Segment Start: RECORDS PROVIDED

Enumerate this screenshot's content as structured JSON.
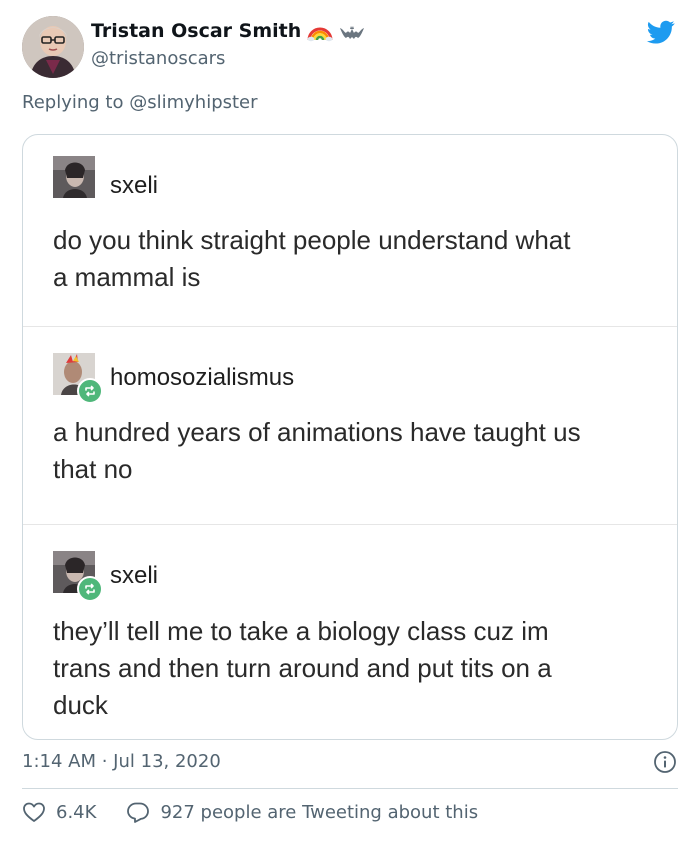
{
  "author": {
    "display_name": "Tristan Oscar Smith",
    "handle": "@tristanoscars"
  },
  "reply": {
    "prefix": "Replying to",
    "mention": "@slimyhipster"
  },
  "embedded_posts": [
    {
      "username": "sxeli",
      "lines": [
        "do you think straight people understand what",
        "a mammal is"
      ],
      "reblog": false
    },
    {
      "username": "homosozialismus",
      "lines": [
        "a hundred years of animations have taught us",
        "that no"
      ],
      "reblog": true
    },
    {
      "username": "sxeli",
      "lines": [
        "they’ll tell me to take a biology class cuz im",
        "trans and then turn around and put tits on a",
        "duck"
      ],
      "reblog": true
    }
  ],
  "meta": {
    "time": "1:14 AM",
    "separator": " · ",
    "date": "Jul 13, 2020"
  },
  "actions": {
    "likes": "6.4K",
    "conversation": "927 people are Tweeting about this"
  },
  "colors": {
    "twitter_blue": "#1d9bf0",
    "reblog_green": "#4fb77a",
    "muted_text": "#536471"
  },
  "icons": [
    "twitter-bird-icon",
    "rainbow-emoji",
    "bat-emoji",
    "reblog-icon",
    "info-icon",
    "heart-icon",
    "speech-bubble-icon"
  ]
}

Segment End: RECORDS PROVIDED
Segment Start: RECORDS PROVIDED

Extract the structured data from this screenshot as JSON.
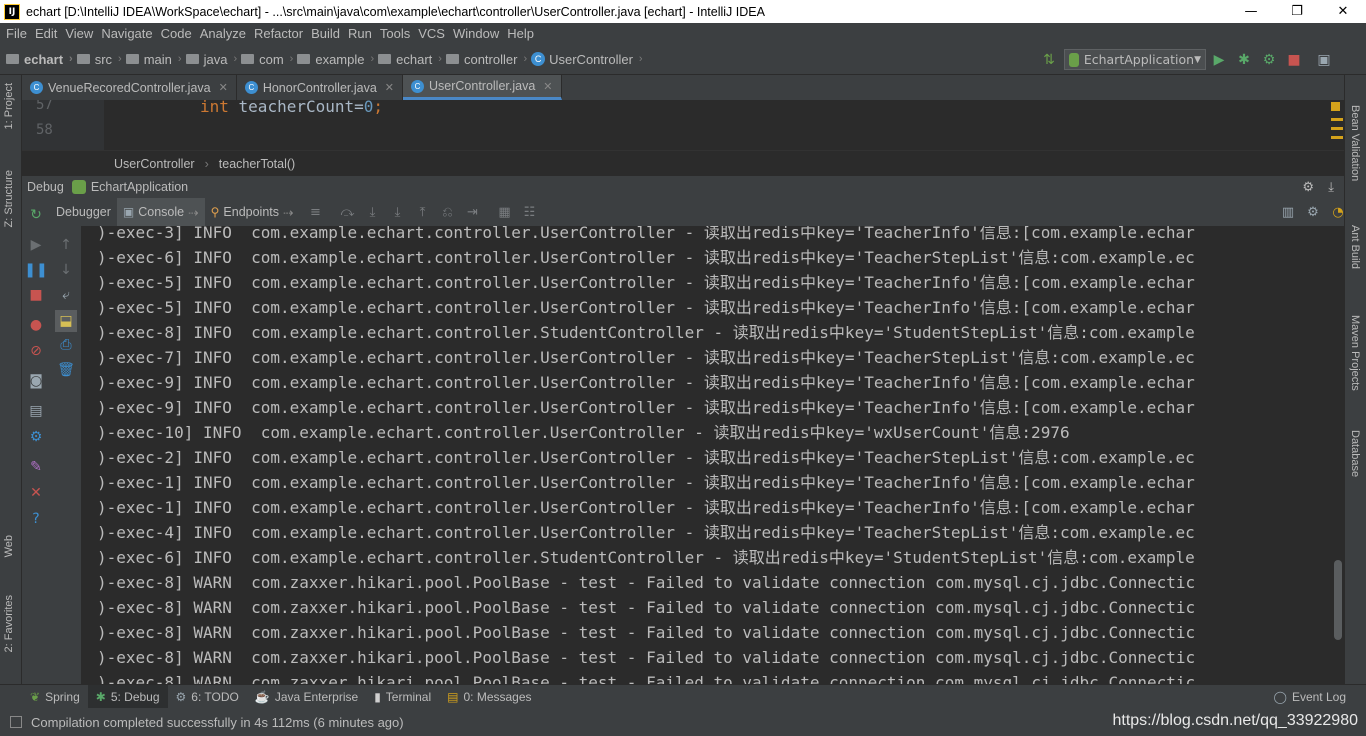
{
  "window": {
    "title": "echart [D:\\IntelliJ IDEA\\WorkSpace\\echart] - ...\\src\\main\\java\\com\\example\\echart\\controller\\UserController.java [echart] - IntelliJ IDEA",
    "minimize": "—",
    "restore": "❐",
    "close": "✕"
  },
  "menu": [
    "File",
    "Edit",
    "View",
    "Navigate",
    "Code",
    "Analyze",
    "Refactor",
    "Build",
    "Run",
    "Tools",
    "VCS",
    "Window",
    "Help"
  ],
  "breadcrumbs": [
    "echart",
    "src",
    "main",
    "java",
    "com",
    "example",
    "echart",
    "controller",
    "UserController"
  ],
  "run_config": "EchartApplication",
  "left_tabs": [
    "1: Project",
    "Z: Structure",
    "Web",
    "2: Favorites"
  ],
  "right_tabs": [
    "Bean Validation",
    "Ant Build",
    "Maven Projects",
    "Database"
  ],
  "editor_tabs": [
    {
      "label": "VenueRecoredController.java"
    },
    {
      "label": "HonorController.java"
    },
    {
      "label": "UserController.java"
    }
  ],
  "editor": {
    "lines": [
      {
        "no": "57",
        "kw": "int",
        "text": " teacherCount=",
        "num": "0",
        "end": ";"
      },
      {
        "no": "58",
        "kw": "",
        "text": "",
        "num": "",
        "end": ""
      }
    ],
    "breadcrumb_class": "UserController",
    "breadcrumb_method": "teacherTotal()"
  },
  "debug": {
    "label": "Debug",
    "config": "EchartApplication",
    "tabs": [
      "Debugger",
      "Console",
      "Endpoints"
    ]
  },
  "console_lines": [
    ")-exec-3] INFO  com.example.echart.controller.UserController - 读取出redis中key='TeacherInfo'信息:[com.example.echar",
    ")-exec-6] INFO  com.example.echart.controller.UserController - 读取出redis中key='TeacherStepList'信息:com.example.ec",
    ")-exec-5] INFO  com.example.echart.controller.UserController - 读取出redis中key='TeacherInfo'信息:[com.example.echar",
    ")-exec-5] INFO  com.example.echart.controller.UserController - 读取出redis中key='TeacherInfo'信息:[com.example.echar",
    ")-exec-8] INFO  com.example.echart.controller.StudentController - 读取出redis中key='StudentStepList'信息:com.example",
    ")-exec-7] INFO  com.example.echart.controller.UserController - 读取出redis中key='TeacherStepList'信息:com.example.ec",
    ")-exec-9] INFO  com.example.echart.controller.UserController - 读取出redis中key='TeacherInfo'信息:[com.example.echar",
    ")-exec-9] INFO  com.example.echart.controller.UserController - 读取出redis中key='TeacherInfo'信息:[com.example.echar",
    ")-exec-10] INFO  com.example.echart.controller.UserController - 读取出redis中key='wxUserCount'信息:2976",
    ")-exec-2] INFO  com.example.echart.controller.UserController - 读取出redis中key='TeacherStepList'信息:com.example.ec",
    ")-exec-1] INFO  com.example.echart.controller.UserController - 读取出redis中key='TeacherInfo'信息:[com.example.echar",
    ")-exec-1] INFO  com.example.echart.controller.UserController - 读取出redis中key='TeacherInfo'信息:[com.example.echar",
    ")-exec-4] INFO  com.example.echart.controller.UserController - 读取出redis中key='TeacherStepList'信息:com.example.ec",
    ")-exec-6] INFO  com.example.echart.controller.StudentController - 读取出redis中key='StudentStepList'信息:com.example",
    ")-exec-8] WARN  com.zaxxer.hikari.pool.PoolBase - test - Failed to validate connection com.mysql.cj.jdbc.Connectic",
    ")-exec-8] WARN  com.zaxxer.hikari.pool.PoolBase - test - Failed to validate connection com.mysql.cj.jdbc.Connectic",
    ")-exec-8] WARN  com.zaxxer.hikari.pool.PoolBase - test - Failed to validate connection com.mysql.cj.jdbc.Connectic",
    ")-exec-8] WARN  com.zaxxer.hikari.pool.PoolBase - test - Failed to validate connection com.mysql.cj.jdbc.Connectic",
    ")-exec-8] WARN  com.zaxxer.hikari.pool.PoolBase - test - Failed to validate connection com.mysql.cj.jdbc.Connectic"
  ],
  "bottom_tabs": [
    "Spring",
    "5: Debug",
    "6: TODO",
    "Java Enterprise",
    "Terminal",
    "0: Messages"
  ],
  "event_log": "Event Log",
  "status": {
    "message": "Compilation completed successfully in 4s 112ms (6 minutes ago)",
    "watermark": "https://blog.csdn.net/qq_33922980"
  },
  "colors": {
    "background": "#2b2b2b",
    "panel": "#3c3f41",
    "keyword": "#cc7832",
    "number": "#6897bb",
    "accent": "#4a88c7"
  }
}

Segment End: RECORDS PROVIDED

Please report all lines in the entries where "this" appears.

* _RESULT OF THE TASK_:
Enumerate this screenshot's content as structured JSON.
    "conversation": "927 people are Tweeting about this"
Extract the structured data from this screenshot as JSON.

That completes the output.